You know how I’ve often said to steer clear of Australia? Well here’s another very good reason to stay out of there. Australia (and the waters around it) is home to the world’s most venomous snail (yes, snail). The geographic cone snail has extremely potent venom, which is capable of killing an adult human.

A nice picture of a geographic cone snail. You wouldn’t think such a creature would be one of the most venomous animals in the world, but it is. Image by Credits : Kerry Matz National Institute of General Medical Services, Public domain, via Wikimedia Commons

As I mentioned, cone snails are found in the waters around Australia. They are also found in other areas of the Indo-Pacific, in tropical and subtropical waters, as well as the Red Sea. They are generally found in and around coral reefs, in shallow, warm waters.

Geographic cone snails have beautiful outer shells that are coveted by collectors. Their shells can grow to be ten to fifteen centimetres long, and are covered in brown and white patterns, often with some pink or red thrown in. The snails themselves mainly consist of a foot, eyestalks, a proboscis that is used to swallow prey, and a siphon that they use to detect chemicals in the environment.

The most dangerous part of cone snails is a harpoon-like tooth housed in the snails’ proboscises. The snails use this tooth to hunt prey, usually waving their proboscis like a lure and stabbing any fish foolish enough to get too close. They then swallow the fish, regurgitating the bones a few days later.

The shell of a cone snail. Image by Didier Descouens, CC BY-SA 3.0, via Wikimedia Commons

The dangerous part comes from what the cone snails inject into their poor victims. A lovely melange of toxic compounds make up the cone snails’ venom, which is estimated to be the most toxic venom in the world. There’s enough venom in a single cone snail sting to kill fifteen people. And there is no antivenin for cone snail stings, so these guys are especially deadly. The only treatment involves keeping the victim alive (via artificial respiration and other fun things) until the toxins have left the body.

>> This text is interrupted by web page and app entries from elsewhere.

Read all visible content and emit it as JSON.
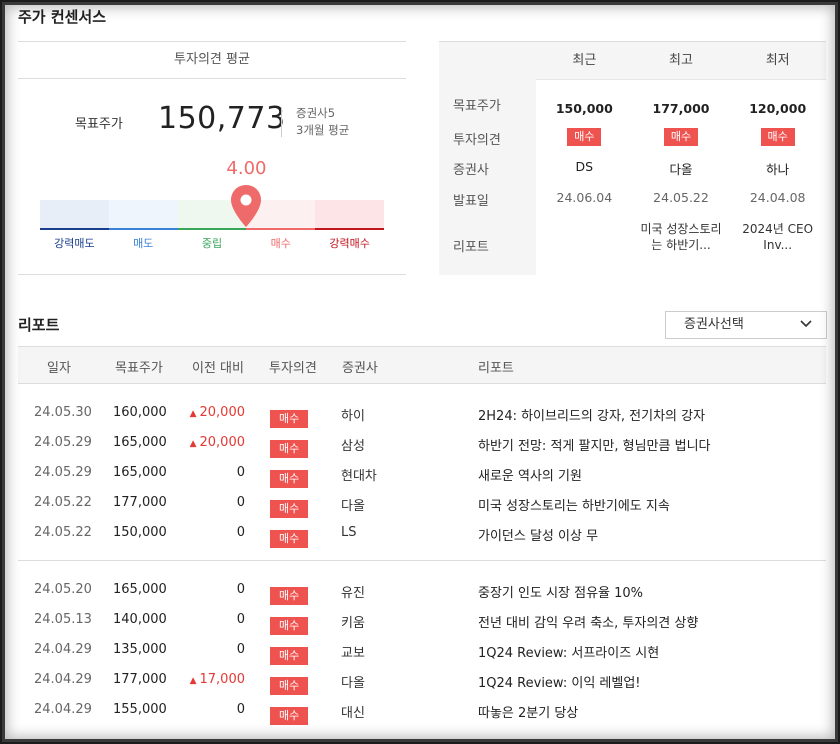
{
  "page_title": "주가 컨센서스",
  "consensus": {
    "header": "투자의견 평균",
    "target_label": "목표주가",
    "target_value": "150,773",
    "broker_count": "증권사5",
    "period": "3개월 평균",
    "score": "4.00",
    "score_fraction": 0.6,
    "scale": [
      {
        "label": "강력매도",
        "color": "#e8eef7",
        "line": "#1a3e8c",
        "text": "#1a3e8c"
      },
      {
        "label": "매도",
        "color": "#eef5fd",
        "line": "#3b82d6",
        "text": "#3b82d6"
      },
      {
        "label": "중립",
        "color": "#eef8ef",
        "line": "#3aa65a",
        "text": "#3aa65a"
      },
      {
        "label": "매수",
        "color": "#fdf0f0",
        "line": "#ef6a6a",
        "text": "#ef6a6a"
      },
      {
        "label": "강력매수",
        "color": "#fde4e6",
        "line": "#c0141f",
        "text": "#c0141f"
      }
    ]
  },
  "recent": {
    "columns": [
      "최근",
      "최고",
      "최저"
    ],
    "row_labels": {
      "price": "목표주가",
      "opinion": "투자의견",
      "broker": "증권사",
      "date": "발표일",
      "report": "리포트"
    },
    "prices": [
      "150,000",
      "177,000",
      "120,000"
    ],
    "opinions": [
      "매수",
      "매수",
      "매수"
    ],
    "brokers": [
      "DS",
      "다올",
      "하나"
    ],
    "dates": [
      "24.06.04",
      "24.05.22",
      "24.04.08"
    ],
    "reports": [
      "",
      "미국 성장스토리는 하반기...",
      "2024년 CEO Inv..."
    ]
  },
  "reports": {
    "title": "리포트",
    "select_label": "증권사선택",
    "headers": [
      "일자",
      "목표주가",
      "이전 대비",
      "투자의견",
      "증권사",
      "리포트"
    ],
    "rows": [
      {
        "date": "24.05.30",
        "price": "160,000",
        "diff": "20,000",
        "up": true,
        "op": "매수",
        "broker": "하이",
        "title": "2H24: 하이브리드의 강자, 전기차의 강자"
      },
      {
        "date": "24.05.29",
        "price": "165,000",
        "diff": "20,000",
        "up": true,
        "op": "매수",
        "broker": "삼성",
        "title": "하반기 전망: 적게 팔지만, 형님만큼 법니다"
      },
      {
        "date": "24.05.29",
        "price": "165,000",
        "diff": "0",
        "up": false,
        "op": "매수",
        "broker": "현대차",
        "title": "새로운 역사의 기원"
      },
      {
        "date": "24.05.22",
        "price": "177,000",
        "diff": "0",
        "up": false,
        "op": "매수",
        "broker": "다올",
        "title": "미국 성장스토리는 하반기에도 지속"
      },
      {
        "date": "24.05.22",
        "price": "150,000",
        "diff": "0",
        "up": false,
        "op": "매수",
        "broker": "LS",
        "title": "가이던스 달성 이상 무"
      },
      {
        "date": "24.05.20",
        "price": "165,000",
        "diff": "0",
        "up": false,
        "op": "매수",
        "broker": "유진",
        "title": "중장기 인도 시장 점유율 10%"
      },
      {
        "date": "24.05.13",
        "price": "140,000",
        "diff": "0",
        "up": false,
        "op": "매수",
        "broker": "키움",
        "title": "전년 대비 감익 우려 축소, 투자의견 상향"
      },
      {
        "date": "24.04.29",
        "price": "135,000",
        "diff": "0",
        "up": false,
        "op": "매수",
        "broker": "교보",
        "title": "1Q24 Review: 서프라이즈 시현"
      },
      {
        "date": "24.04.29",
        "price": "177,000",
        "diff": "17,000",
        "up": true,
        "op": "매수",
        "broker": "다올",
        "title": "1Q24 Review: 이익 레벨업!"
      },
      {
        "date": "24.04.29",
        "price": "155,000",
        "diff": "0",
        "up": false,
        "op": "매수",
        "broker": "대신",
        "title": "따놓은 2분기 당상"
      }
    ]
  }
}
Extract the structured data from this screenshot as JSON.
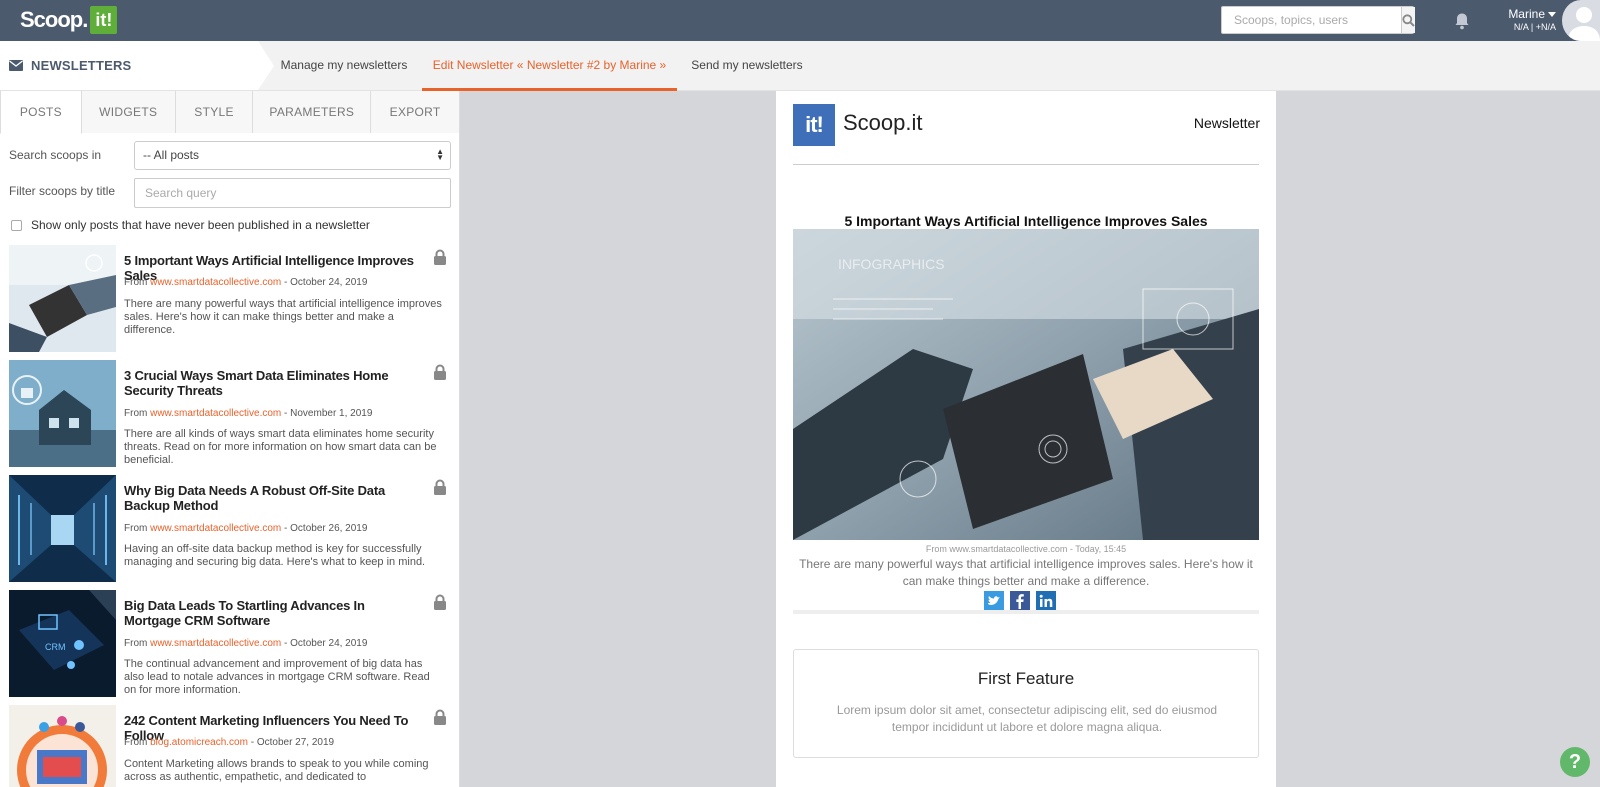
{
  "topbar": {
    "logo_text": "Scoop.",
    "logo_it": "it!",
    "search_placeholder": "Scoops, topics, users",
    "user_name": "Marine",
    "user_sub": "N/A | +N/A"
  },
  "subnav": {
    "section_title": "NEWSLETTERS",
    "tabs": [
      {
        "label": "Manage my newsletters"
      },
      {
        "label": "Edit Newsletter « Newsletter #2 by Marine »"
      },
      {
        "label": "Send my newsletters"
      }
    ]
  },
  "panel": {
    "tabs": [
      {
        "label": "POSTS"
      },
      {
        "label": "WIDGETS"
      },
      {
        "label": "STYLE"
      },
      {
        "label": "PARAMETERS"
      },
      {
        "label": "EXPORT"
      }
    ],
    "search_in_label": "Search scoops in",
    "search_in_value": "-- All posts",
    "filter_label": "Filter scoops by title",
    "filter_placeholder": "Search query",
    "checkbox_label": "Show only posts that have never been published in a newsletter",
    "posts": [
      {
        "title": "5 Important Ways Artificial Intelligence Improves Sales",
        "from": "From ",
        "source": "www.smartdatacollective.com",
        "date": " - October 24, 2019",
        "desc": "There are many powerful ways that artificial intelligence improves sales. Here's how it can make things better and make a difference."
      },
      {
        "title": "3 Crucial Ways Smart Data Eliminates Home Security Threats",
        "from": "From ",
        "source": "www.smartdatacollective.com",
        "date": " - November 1, 2019",
        "desc": "There are all kinds of ways smart data eliminates home security threats. Read on for more information on how smart data can be beneficial."
      },
      {
        "title": "Why Big Data Needs A Robust Off-Site Data Backup Method",
        "from": "From ",
        "source": "www.smartdatacollective.com",
        "date": " - October 26, 2019",
        "desc": "Having an off-site data backup method is key for successfully managing and securing big data. Here's what to keep in mind."
      },
      {
        "title": "Big Data Leads To Startling Advances In Mortgage CRM Software",
        "from": "From ",
        "source": "www.smartdatacollective.com",
        "date": " - October 24, 2019",
        "desc": "The continual advancement and improvement of big data has also lead to notale advances in mortgage CRM software. Read on for more information."
      },
      {
        "title": "242 Content Marketing Influencers You Need To Follow",
        "from": "From ",
        "source": "blog.atomicreach.com",
        "date": " - October 27, 2019",
        "desc": "Content Marketing allows brands to speak to you while coming across as authentic, empathetic, and dedicated to"
      }
    ]
  },
  "preview": {
    "logo": "it!",
    "brand": "Scoop.it",
    "newsletter_label": "Newsletter",
    "article_title": "5 Important Ways Artificial Intelligence Improves Sales",
    "article_from": "From www.smartdatacollective.com - Today, 15:45",
    "article_desc": "There are many powerful ways that artificial intelligence improves sales. Here's how it can make things better and make a difference.",
    "image_overlay": "INFOGRAPHICS",
    "feature_title": "First Feature",
    "feature_text": "Lorem ipsum dolor sit amet, consectetur adipiscing elit, sed do eiusmod tempor incididunt ut labore et dolore magna aliqua."
  },
  "help_label": "?",
  "colors": {
    "topbar": "#4c5a6e",
    "accent": "#e8622c",
    "brand_green": "#5fae3a",
    "preview_blue": "#3e6fb8"
  }
}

There is good news, though (for we humans, not for the cone snails). Within the vast array of compounds present in cone snail venom are some that have potential in medicine, particularly as very potent and non-addictive painkillers. But still, these snails are horribly deadly, so be wary of any pretty shells you see in Australia!